Algae as a bioluminescent light
and a bio-textile.
A piece created for Making Fashion Sense Exhibition at HeK.
Curators: Sabine Himmelsbach and Katharina Sand
Thora H Arnardottir & Jessica Dias
Material design support:
Catherine Euale & Larra Campos
Dr. Beate Christgen
"The multinational artists’ collective BioBabes uses the science of biology to rethink clothing designs. Their designs feature a variety of materials and manufacturing processes that include living organisms and organic materials. They aim to introduce the new field of biofabrication and biodesign to a wider public.
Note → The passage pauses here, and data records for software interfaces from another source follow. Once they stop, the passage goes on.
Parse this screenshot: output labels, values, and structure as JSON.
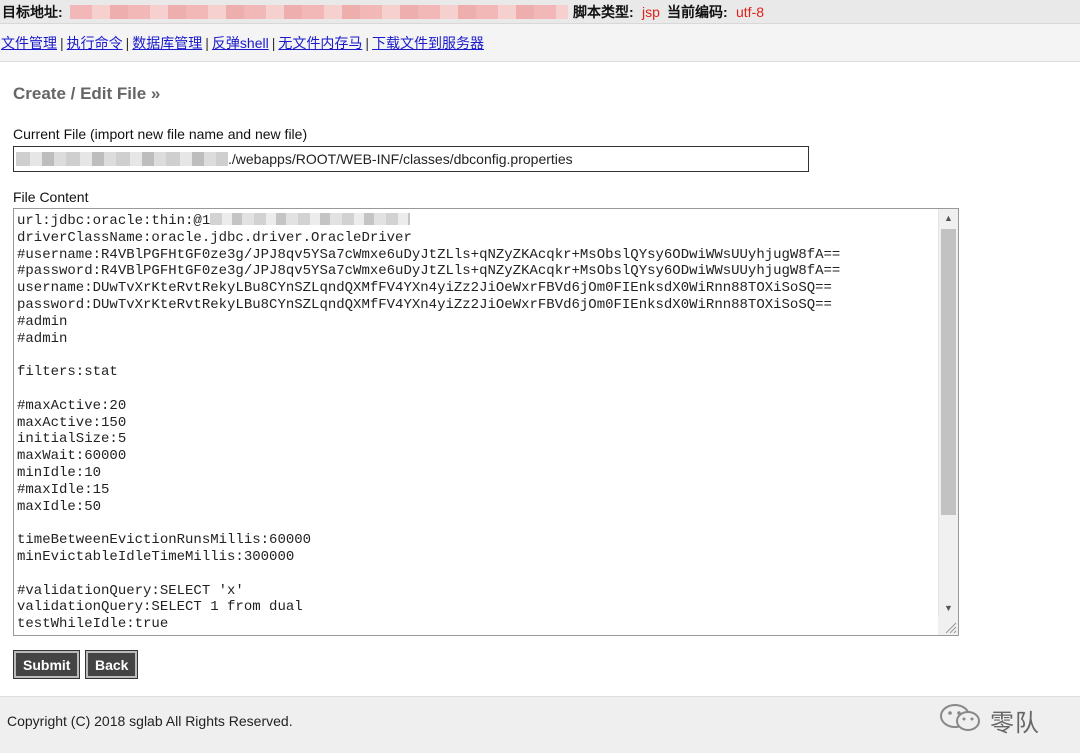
{
  "header": {
    "target_label": "目标地址:",
    "script_type_label": "脚本类型:",
    "script_type_value": "jsp",
    "encoding_label": "当前编码:",
    "encoding_value": "utf-8"
  },
  "nav": {
    "items": [
      {
        "label": "文件管理"
      },
      {
        "label": "执行命令"
      },
      {
        "label": "数据库管理"
      },
      {
        "label": "反弹shell"
      },
      {
        "label": "无文件内存马"
      },
      {
        "label": "下载文件到服务器"
      }
    ],
    "separator": "|"
  },
  "page": {
    "title": "Create / Edit File »",
    "current_file_label": "Current File (import new file name and new file)",
    "current_file_value_suffix": "./webapps/ROOT/WEB-INF/classes/dbconfig.properties",
    "file_content_label": "File Content",
    "file_content_first_prefix": "url:jdbc:oracle:thin:@1",
    "file_content_rest": "driverClassName:oracle.jdbc.driver.OracleDriver\n#username:R4VBlPGFHtGF0ze3g/JPJ8qv5YSa7cWmxe6uDyJtZLls+qNZyZKAcqkr+MsObslQYsy6ODwiWWsUUyhjugW8fA==\n#password:R4VBlPGFHtGF0ze3g/JPJ8qv5YSa7cWmxe6uDyJtZLls+qNZyZKAcqkr+MsObslQYsy6ODwiWWsUUyhjugW8fA==\nusername:DUwTvXrKteRvtRekyLBu8CYnSZLqndQXMfFV4YXn4yiZz2JiOeWxrFBVd6jOm0FIEnksdX0WiRnn88TOXiSoSQ==\npassword:DUwTvXrKteRvtRekyLBu8CYnSZLqndQXMfFV4YXn4yiZz2JiOeWxrFBVd6jOm0FIEnksdX0WiRnn88TOXiSoSQ==\n#admin\n#admin\n\nfilters:stat\n\n#maxActive:20\nmaxActive:150\ninitialSize:5\nmaxWait:60000\nminIdle:10\n#maxIdle:15\nmaxIdle:50\n\ntimeBetweenEvictionRunsMillis:60000\nminEvictableIdleTimeMillis:300000\n\n#validationQuery:SELECT 'x'\nvalidationQuery:SELECT 1 from dual\ntestWhileIdle:true",
    "submit_label": "Submit",
    "back_label": "Back"
  },
  "footer": {
    "copyright": "Copyright (C) 2018 sglab All Rights Reserved.",
    "brand": "零队",
    "brand_icon": "wechat-icon"
  },
  "colors": {
    "value_red": "#e0201b",
    "link_blue": "#1a1acc",
    "button_bg": "#444444"
  }
}
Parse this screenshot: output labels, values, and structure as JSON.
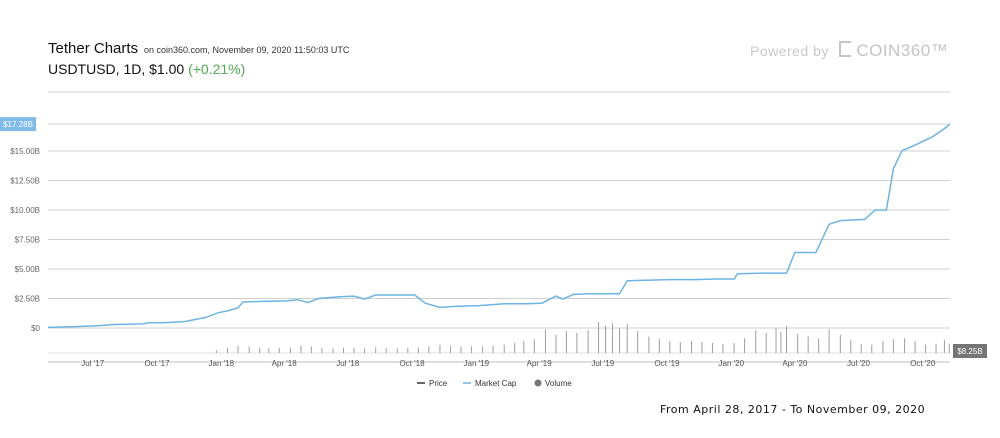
{
  "header": {
    "title": "Tether Charts",
    "source": "on coin360.com, November 09, 2020 11:50:03 UTC",
    "symbol_line": "USDTUSD, 1D, $1.00",
    "change": "(+0.21%)"
  },
  "branding": {
    "powered_by": "Powered by",
    "brand": "COIN360™"
  },
  "date_range": "From April 28, 2017 - To November 09, 2020",
  "colors": {
    "market_cap": "#6cb4e6",
    "volume": "#9e9e9e",
    "grid": "#cfcfcf",
    "price": "#333333",
    "change": "#4caf50"
  },
  "chart_data": {
    "type": "line",
    "title": "Tether Charts",
    "x_ticks": [
      "Jul '17",
      "Oct '17",
      "Jan '18",
      "Apr '18",
      "Jul '18",
      "Oct '18",
      "Jan '19",
      "Apr '19",
      "Jul '19",
      "Oct '19",
      "Jan '20",
      "Apr '20",
      "Jul '20",
      "Oct '20"
    ],
    "y_ticks": [
      "$0",
      "$2.50B",
      "$5.00B",
      "$7.50B",
      "$10.00B",
      "$12.50B",
      "$15.00B",
      "$17.28B"
    ],
    "ylim": [
      0,
      20
    ],
    "current_market_cap_label": "$17.28B",
    "current_volume_label": "$8.25B",
    "legend": [
      "Price",
      "Market Cap",
      "Volume"
    ],
    "legend_position": "bottom-center",
    "series": [
      {
        "name": "Market Cap",
        "unit": "USD billions",
        "points": [
          [
            "2017-04-28",
            0.05
          ],
          [
            "2017-06-01",
            0.1
          ],
          [
            "2017-07-10",
            0.2
          ],
          [
            "2017-08-01",
            0.3
          ],
          [
            "2017-09-10",
            0.35
          ],
          [
            "2017-09-20",
            0.45
          ],
          [
            "2017-10-10",
            0.45
          ],
          [
            "2017-11-10",
            0.55
          ],
          [
            "2017-12-10",
            0.9
          ],
          [
            "2017-12-28",
            1.3
          ],
          [
            "2018-01-10",
            1.45
          ],
          [
            "2018-01-25",
            1.7
          ],
          [
            "2018-02-01",
            2.2
          ],
          [
            "2018-03-01",
            2.25
          ],
          [
            "2018-04-05",
            2.3
          ],
          [
            "2018-04-20",
            2.4
          ],
          [
            "2018-05-05",
            2.15
          ],
          [
            "2018-05-20",
            2.5
          ],
          [
            "2018-06-20",
            2.65
          ],
          [
            "2018-07-10",
            2.7
          ],
          [
            "2018-07-25",
            2.45
          ],
          [
            "2018-08-10",
            2.8
          ],
          [
            "2018-09-01",
            2.8
          ],
          [
            "2018-10-05",
            2.8
          ],
          [
            "2018-10-20",
            2.1
          ],
          [
            "2018-11-10",
            1.75
          ],
          [
            "2018-12-05",
            1.85
          ],
          [
            "2019-01-05",
            1.9
          ],
          [
            "2019-02-10",
            2.05
          ],
          [
            "2019-03-10",
            2.05
          ],
          [
            "2019-04-05",
            2.1
          ],
          [
            "2019-04-25",
            2.7
          ],
          [
            "2019-05-05",
            2.45
          ],
          [
            "2019-05-20",
            2.85
          ],
          [
            "2019-06-10",
            2.9
          ],
          [
            "2019-07-25",
            2.9
          ],
          [
            "2019-08-05",
            4.0
          ],
          [
            "2019-09-01",
            4.05
          ],
          [
            "2019-10-05",
            4.1
          ],
          [
            "2019-11-10",
            4.1
          ],
          [
            "2019-12-10",
            4.15
          ],
          [
            "2020-01-05",
            4.15
          ],
          [
            "2020-01-10",
            4.6
          ],
          [
            "2020-02-20",
            4.65
          ],
          [
            "2020-03-20",
            4.65
          ],
          [
            "2020-04-01",
            6.4
          ],
          [
            "2020-05-01",
            6.4
          ],
          [
            "2020-05-20",
            8.8
          ],
          [
            "2020-06-05",
            9.1
          ],
          [
            "2020-07-10",
            9.2
          ],
          [
            "2020-07-25",
            10.0
          ],
          [
            "2020-08-10",
            10.0
          ],
          [
            "2020-08-20",
            13.5
          ],
          [
            "2020-09-01",
            15.0
          ],
          [
            "2020-09-20",
            15.5
          ],
          [
            "2020-10-15",
            16.2
          ],
          [
            "2020-11-01",
            16.9
          ],
          [
            "2020-11-09",
            17.3
          ]
        ]
      },
      {
        "name": "Volume",
        "unit": "relative",
        "points": [
          [
            "2017-12-25",
            0.3
          ],
          [
            "2018-01-10",
            0.55
          ],
          [
            "2018-01-25",
            0.8
          ],
          [
            "2018-02-10",
            0.7
          ],
          [
            "2018-02-25",
            0.6
          ],
          [
            "2018-03-10",
            0.5
          ],
          [
            "2018-03-25",
            0.55
          ],
          [
            "2018-04-10",
            0.6
          ],
          [
            "2018-04-25",
            0.8
          ],
          [
            "2018-05-10",
            0.7
          ],
          [
            "2018-05-25",
            0.55
          ],
          [
            "2018-06-10",
            0.5
          ],
          [
            "2018-06-25",
            0.6
          ],
          [
            "2018-07-10",
            0.55
          ],
          [
            "2018-07-25",
            0.5
          ],
          [
            "2018-08-10",
            0.6
          ],
          [
            "2018-08-25",
            0.55
          ],
          [
            "2018-09-10",
            0.5
          ],
          [
            "2018-09-25",
            0.55
          ],
          [
            "2018-10-10",
            0.6
          ],
          [
            "2018-10-25",
            0.7
          ],
          [
            "2018-11-10",
            0.9
          ],
          [
            "2018-11-25",
            0.8
          ],
          [
            "2018-12-10",
            0.7
          ],
          [
            "2018-12-25",
            0.75
          ],
          [
            "2019-01-10",
            0.7
          ],
          [
            "2019-01-25",
            0.8
          ],
          [
            "2019-02-10",
            0.9
          ],
          [
            "2019-02-25",
            1.1
          ],
          [
            "2019-03-10",
            1.3
          ],
          [
            "2019-03-25",
            1.5
          ],
          [
            "2019-04-10",
            2.6
          ],
          [
            "2019-04-25",
            2.0
          ],
          [
            "2019-05-10",
            2.4
          ],
          [
            "2019-05-25",
            2.2
          ],
          [
            "2019-06-10",
            2.5
          ],
          [
            "2019-06-25",
            3.4
          ],
          [
            "2019-07-05",
            3.0
          ],
          [
            "2019-07-15",
            3.3
          ],
          [
            "2019-07-25",
            2.7
          ],
          [
            "2019-08-05",
            3.2
          ],
          [
            "2019-08-20",
            2.4
          ],
          [
            "2019-09-05",
            1.8
          ],
          [
            "2019-09-20",
            1.5
          ],
          [
            "2019-10-05",
            1.3
          ],
          [
            "2019-10-20",
            1.2
          ],
          [
            "2019-11-05",
            1.3
          ],
          [
            "2019-11-20",
            1.2
          ],
          [
            "2019-12-05",
            1.1
          ],
          [
            "2019-12-20",
            1.0
          ],
          [
            "2020-01-05",
            1.1
          ],
          [
            "2020-01-20",
            1.6
          ],
          [
            "2020-02-05",
            2.5
          ],
          [
            "2020-02-20",
            2.2
          ],
          [
            "2020-03-05",
            2.7
          ],
          [
            "2020-03-12",
            2.3
          ],
          [
            "2020-03-20",
            2.9
          ],
          [
            "2020-04-05",
            2.1
          ],
          [
            "2020-04-20",
            1.8
          ],
          [
            "2020-05-05",
            1.6
          ],
          [
            "2020-05-20",
            2.6
          ],
          [
            "2020-06-05",
            2.0
          ],
          [
            "2020-06-20",
            1.4
          ],
          [
            "2020-07-05",
            1.0
          ],
          [
            "2020-07-20",
            0.9
          ],
          [
            "2020-08-05",
            1.3
          ],
          [
            "2020-08-20",
            1.5
          ],
          [
            "2020-09-05",
            1.6
          ],
          [
            "2020-09-20",
            1.3
          ],
          [
            "2020-10-05",
            0.9
          ],
          [
            "2020-10-20",
            1.0
          ],
          [
            "2020-11-01",
            1.4
          ],
          [
            "2020-11-08",
            1.0
          ]
        ]
      }
    ]
  }
}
For this exhibition, the collective is developing a new work, which will be shown here for the first time"
- HeK press release
The exhibition Making FASHION Sense showcases the radical transformation of fashion through technology. Robot arms and mixed reality, holograms and drones have all paraded down international catwalks. Making FASHION Sense focuses on the impact of technology upon creative processes in the fashion industry, as well as on artistic paths leading towards increasing sustainability: Fashion which makes sense.
The exhibition explores technology as a transformative tool for artists, designers, as well as for the wearers of clothing, generating a reinvention of fashion systems. While hyperfunctional materials already monitor our biometric data in everyday life and sports activities, this exhibition showcases artists and designers who develop experimental augmented fashion objects, investigating new perceptions of our environment and human interaction which make us think in new ways. Using new materiality, they create creative fashion processes which stimulate the human senses, perceive the wearers and their surroundings, change our perspectives, and make sense in the current geopolitical context.
These artists and designers create fashion that - by using technology - is not only transforming silhouettes, but production systems. Based on sustainable production ethics, they create new fashion semantics with a deeper purpose. - HeK press release
In this wearable, Bio-Lum-Sac, we address new territories of engage in a symbiotic relationship with the body and an organism. Our concept was to create a light organ that could be seen as an extension of the human body to host living organisms and illuminate the otherwise invisible creatures around us.
Here, the substratum is made from alginate bioplastic to showcase algae as a viable alternative source for bio textile fabrication. Alginate is a complex carbohydrate found in the cell walls of brown seaweed, mixed with water and natural plasticiser in concentrated amounts, ergf
cast and cured until dry, then laser cut. The bioplastic is attached to a liquid backpack that keeps the algae alive. The algae medium is circulated from pouches through silicon tubing that encircles around the neck of the person wearing it. In the dark space, this vibrant blue light is emitted from dinoflagellate algae, Pyrocystis, that lives on the surface layer of seawater. The algae’s glow, a brief flash of bright blue light, is generated by a chemical reaction part of its circadian rhythm and induced by agitation during its dark cycle. However, the algae will not exhibit a constant glow as the light will fade when agitated multiple times within the same cycle.
Pyrocystis fusiformis Dinoflagillate
They derived their name from the Latin pyro, meaning fire, and cystis, meaning a hollow sac. They are also a part of the marine phytoplankton community and thus contribute a large amount of oxygen to the world’s atmosphere while also consuming a large amount of carbon dioxide.
Seen through microscopic photography, the arrangement of the flagella causes Pyrocystis fusiformis to spin as it moves through the water.
When agitated the fusiformis emit a bright blue light that lasts for only a fraction of a second.